- Garlic Herb Roasted Turkey Breast with Orange — Roasting a turkey breast is quicker than a whole turkey. With our recipe, the turkey stays moist and flavorful thanks to fresh herbs, garlic, and orange.
- Simple Whole Roasted Chicken with Lemon — The moment I smell chicken roasting away in the oven, it makes me feel all warm and fuzzy inside. Here’s how we make it in our kitchen.
- Unbelievably Moist Turkey Meatloaf — Learn the secret to turkey meatloaf that won’t dry out. This 5-star recipe has over 140 reviews.
- Ridiculously Quick and Easy Gravy — How to make ultra-flavorful homemade gravy with or without pan drippings. Use this easy gravy recipe for chicken, turkey, beef and even vegetable broth!
Our Favorite Oven Roasted Vegetables
More of a method than a recipe, you can swap vegetables in or out. The oven temperature and timing assumes hearty root vegetables (or similar). Less hearty vegetables like yellow squash, zucchini or bell peppers will roast quicker. Keep heartier veggies, like beets and carrots, together on one pan and less hearty veggies, like mushrooms and bell peppers, on another.
You Will Need
2 to 3 pounds hearty vegetables such as potatoes, carrots, winter squashes, beets, turnips, onion, fennel and broccoli stems
2 tablespoons oil such as avocado, grape seed or sunflower oil
1/2 teaspoon fine sea salt
1 1/2 teaspoons dried herbs or 2 tablespoons chopped fresh herbs
Flaky sea salt, as need for serving
Position an oven rack towards the lower third of the oven. Heat the oven to 425 degrees Fahrenheit.
Prepare vegetables by peeling and trimming as needed. Then cut into 1-inch pieces — see notes below for how we prepare most vegetables for roasting.
Scatter vegetables onto a baking sheet and toss with the oil, herbs, and salt. Spread into one layer — if the veggies are too crowded and piling on top of one another, use two baking sheets.
Roast, stirring a few times during cooking until well browned and tender, 30 to 60 minutes. Serve with a light sprinkle of flaky sea salt as needed.
Adam and Joanne's Tips

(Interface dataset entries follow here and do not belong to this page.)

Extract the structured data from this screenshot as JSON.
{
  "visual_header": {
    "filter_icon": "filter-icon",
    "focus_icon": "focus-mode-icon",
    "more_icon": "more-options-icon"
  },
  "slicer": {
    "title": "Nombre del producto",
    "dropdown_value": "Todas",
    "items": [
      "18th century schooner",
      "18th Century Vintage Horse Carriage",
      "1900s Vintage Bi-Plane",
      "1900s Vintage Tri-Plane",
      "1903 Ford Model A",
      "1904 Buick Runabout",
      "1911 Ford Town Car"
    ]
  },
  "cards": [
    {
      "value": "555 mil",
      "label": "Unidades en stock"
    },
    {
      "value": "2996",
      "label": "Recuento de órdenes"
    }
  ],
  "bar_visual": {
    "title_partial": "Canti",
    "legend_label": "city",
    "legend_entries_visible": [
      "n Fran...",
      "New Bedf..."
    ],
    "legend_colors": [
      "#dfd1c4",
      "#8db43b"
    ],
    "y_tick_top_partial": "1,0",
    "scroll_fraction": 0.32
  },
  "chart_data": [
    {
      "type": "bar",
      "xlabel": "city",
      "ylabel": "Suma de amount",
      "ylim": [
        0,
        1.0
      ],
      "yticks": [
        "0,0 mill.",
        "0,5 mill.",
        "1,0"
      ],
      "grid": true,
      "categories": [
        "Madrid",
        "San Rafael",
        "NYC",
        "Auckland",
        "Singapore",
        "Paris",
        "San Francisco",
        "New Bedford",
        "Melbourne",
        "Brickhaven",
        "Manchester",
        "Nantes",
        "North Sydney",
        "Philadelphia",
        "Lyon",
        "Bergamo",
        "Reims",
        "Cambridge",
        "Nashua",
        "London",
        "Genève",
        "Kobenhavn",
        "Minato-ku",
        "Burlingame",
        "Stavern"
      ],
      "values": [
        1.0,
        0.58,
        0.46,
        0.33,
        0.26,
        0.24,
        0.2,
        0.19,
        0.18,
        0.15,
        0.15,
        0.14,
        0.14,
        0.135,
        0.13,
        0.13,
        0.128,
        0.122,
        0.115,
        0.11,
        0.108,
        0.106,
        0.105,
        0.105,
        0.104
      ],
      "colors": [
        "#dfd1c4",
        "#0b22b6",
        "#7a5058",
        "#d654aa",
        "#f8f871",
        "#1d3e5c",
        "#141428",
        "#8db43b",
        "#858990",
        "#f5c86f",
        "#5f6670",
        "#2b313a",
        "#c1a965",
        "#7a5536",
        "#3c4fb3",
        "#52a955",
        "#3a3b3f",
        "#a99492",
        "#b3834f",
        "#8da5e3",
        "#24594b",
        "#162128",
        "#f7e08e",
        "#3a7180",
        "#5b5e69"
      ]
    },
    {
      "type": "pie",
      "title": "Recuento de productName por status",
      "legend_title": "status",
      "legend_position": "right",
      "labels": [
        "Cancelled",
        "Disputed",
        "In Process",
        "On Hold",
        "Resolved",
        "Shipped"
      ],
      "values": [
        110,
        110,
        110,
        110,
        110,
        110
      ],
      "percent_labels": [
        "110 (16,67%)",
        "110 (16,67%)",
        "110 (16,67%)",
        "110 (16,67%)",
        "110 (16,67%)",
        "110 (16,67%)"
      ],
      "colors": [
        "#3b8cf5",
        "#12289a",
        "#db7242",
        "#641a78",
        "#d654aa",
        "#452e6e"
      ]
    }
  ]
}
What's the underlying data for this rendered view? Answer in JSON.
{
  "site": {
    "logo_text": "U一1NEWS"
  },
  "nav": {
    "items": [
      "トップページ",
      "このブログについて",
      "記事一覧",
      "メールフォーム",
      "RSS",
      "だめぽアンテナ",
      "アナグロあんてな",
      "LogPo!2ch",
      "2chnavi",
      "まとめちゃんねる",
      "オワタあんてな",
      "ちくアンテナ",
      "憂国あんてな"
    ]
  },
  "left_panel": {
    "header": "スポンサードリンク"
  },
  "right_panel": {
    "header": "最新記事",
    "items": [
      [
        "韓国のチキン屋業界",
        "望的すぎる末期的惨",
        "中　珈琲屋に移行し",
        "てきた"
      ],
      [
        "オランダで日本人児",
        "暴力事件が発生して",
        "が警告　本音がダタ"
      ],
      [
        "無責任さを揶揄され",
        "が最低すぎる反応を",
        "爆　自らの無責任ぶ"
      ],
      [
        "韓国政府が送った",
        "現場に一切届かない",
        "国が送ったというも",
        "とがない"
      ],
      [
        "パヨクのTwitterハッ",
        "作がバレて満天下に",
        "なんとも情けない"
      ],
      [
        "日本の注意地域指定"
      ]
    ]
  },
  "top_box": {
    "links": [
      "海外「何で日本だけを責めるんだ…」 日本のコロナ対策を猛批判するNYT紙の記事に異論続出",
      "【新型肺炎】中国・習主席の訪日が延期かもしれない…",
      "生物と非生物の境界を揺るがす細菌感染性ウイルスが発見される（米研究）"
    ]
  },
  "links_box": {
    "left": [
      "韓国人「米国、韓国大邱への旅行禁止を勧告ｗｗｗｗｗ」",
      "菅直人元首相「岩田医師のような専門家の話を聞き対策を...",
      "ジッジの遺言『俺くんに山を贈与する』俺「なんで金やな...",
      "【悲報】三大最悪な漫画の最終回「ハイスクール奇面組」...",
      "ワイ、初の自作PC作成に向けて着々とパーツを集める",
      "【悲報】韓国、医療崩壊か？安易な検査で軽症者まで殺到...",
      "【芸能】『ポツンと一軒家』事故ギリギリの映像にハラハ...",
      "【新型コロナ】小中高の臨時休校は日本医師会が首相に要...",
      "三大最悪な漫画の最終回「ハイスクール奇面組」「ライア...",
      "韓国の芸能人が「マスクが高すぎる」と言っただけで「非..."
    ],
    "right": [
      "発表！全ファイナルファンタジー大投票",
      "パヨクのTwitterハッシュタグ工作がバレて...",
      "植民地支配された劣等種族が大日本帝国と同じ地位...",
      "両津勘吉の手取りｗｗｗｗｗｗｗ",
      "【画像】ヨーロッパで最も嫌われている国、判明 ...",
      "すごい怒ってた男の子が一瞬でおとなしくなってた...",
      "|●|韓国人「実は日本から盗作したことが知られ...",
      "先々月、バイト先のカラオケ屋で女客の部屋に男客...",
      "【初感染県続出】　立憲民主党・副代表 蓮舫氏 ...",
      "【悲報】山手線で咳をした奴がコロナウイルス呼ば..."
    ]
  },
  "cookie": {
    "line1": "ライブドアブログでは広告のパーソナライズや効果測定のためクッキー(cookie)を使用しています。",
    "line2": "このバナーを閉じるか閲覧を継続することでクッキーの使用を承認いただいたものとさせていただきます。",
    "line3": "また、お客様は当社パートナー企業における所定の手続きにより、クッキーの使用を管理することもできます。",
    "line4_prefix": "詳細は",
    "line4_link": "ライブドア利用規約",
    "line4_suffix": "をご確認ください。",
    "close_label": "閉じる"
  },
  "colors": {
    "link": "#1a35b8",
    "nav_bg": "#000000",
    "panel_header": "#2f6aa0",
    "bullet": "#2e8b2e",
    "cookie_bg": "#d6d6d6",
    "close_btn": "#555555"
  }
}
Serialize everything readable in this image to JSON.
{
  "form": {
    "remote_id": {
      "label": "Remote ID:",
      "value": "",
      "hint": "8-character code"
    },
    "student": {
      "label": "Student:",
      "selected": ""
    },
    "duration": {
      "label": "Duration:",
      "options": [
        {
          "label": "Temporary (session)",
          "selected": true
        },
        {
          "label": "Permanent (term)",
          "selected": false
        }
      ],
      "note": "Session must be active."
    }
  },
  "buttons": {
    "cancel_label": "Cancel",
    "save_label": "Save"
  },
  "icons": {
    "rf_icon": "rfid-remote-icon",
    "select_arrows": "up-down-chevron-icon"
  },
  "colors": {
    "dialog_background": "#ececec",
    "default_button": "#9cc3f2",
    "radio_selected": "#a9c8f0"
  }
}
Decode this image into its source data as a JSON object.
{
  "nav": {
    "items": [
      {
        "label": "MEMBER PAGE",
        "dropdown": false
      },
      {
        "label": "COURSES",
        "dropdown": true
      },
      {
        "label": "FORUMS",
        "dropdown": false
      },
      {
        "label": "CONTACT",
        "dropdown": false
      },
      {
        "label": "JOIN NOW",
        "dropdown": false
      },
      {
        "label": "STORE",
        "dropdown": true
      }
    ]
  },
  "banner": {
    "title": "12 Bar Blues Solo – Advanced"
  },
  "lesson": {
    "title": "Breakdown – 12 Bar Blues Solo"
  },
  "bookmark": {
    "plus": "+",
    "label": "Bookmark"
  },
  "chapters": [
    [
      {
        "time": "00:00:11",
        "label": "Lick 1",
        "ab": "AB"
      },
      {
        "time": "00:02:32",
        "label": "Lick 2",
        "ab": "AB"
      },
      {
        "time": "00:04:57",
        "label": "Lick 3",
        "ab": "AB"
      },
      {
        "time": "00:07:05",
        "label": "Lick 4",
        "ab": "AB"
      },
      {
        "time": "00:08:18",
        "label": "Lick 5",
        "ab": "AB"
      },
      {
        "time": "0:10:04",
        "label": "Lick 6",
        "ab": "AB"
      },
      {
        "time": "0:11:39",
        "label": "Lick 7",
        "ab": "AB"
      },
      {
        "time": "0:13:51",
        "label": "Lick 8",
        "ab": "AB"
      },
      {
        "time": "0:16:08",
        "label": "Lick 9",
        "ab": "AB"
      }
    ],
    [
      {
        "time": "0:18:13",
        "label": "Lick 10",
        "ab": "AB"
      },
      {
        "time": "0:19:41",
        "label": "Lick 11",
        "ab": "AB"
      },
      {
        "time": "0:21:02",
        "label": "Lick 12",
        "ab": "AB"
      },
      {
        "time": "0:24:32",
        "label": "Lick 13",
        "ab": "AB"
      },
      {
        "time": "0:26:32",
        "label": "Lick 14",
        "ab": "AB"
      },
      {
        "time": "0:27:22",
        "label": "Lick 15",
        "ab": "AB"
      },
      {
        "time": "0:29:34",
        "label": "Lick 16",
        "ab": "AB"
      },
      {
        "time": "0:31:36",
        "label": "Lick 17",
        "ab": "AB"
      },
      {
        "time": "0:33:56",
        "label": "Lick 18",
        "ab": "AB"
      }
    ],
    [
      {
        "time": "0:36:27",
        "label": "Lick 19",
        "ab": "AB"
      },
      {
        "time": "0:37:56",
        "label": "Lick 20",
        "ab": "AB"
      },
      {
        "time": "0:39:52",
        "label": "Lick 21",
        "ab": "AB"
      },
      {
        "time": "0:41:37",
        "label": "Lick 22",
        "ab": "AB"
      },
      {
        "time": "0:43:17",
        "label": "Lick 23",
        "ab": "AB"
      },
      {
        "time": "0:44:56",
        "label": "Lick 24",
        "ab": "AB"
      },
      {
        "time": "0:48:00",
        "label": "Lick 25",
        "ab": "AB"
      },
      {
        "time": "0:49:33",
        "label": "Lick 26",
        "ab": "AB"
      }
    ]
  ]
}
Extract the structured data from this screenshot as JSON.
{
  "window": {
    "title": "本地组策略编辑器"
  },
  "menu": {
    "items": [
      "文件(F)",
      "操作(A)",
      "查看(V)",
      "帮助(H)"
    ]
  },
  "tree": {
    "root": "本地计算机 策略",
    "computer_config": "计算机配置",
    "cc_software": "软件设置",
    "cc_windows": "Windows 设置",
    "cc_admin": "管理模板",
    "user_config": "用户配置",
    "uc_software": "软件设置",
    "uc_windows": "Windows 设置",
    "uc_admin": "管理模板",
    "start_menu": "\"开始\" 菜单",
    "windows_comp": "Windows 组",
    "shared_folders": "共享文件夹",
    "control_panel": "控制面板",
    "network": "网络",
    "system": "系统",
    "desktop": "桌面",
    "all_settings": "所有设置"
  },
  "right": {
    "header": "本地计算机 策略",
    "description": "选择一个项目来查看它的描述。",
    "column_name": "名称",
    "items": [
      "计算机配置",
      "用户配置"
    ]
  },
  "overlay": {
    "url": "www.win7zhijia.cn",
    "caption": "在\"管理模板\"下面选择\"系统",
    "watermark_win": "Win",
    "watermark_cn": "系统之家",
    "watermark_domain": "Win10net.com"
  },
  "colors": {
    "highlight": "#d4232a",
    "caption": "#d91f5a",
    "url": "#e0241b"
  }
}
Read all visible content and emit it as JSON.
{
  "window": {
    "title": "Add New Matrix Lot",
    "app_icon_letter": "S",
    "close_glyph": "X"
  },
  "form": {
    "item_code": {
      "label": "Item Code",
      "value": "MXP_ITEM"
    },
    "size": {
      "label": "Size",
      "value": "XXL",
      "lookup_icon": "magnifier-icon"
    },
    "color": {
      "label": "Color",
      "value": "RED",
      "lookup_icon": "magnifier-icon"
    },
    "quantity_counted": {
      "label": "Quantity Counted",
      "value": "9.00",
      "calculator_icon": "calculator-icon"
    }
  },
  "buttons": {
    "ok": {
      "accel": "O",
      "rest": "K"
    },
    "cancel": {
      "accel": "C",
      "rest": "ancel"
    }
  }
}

- Foil or parchment paper? Vegetables roast best when placed onto an unlined baking sheet, which means a little more clean-up. Lining with foil is an option. The veggies roast almost as well and the clean-up is easy. Parchment paper is also an option. Keep in mind that the vegetables will not brown as much when compared to roasted on an unlined pan.
- Potatoes: Keep the skins on when roasting thin-skinned potatoes or sweet potatoes. Peel baking potatoes. Cut into 1-inch pieces or if the potatoes are small, half or quarter them.
- Winter squashes: Not all squashes need peeling, especially those with thinner skins like delicata or acorn squash. Peel thicker skinned squash like butternut or kabocha.
- Beets, carrots, and turnips: Peeling is optional. We peel when it seems the vegetables are too dirty to scrub clean. Otherwise, the peel is delicious.
- Broccoli stems: Broccoli is excellent when roasted. Peel the tough outer peel and discard about 1/2-inch from the bottom. Cut the rest into 1-inch pieces and roast. To roast the florets, toss them on to the baking sheet a third of the way through roasting.
- Fennel: Cut the fennel bulb in half then make two angled cuts in the center of the bulb to remove the core from each half. The core can be tough, even after roasting. Cut the cored fennel into 1-inch pieces.
- Onion: Onions roast quickly. Prevent over-browning by cutting into slightly larger chunks than the rest of the vegetables — closer to 1 1/2 inches.
- Nutrition facts: The nutrition facts provided below are estimates. We have used the USDA Supertracker recipe calculator to calculate approximate values. Keep in mind that the calculations may change based on what vegetables you roast. We estimated based on what’s in our photos (potatoes, carrots, broccoli stems, onion, and fennel).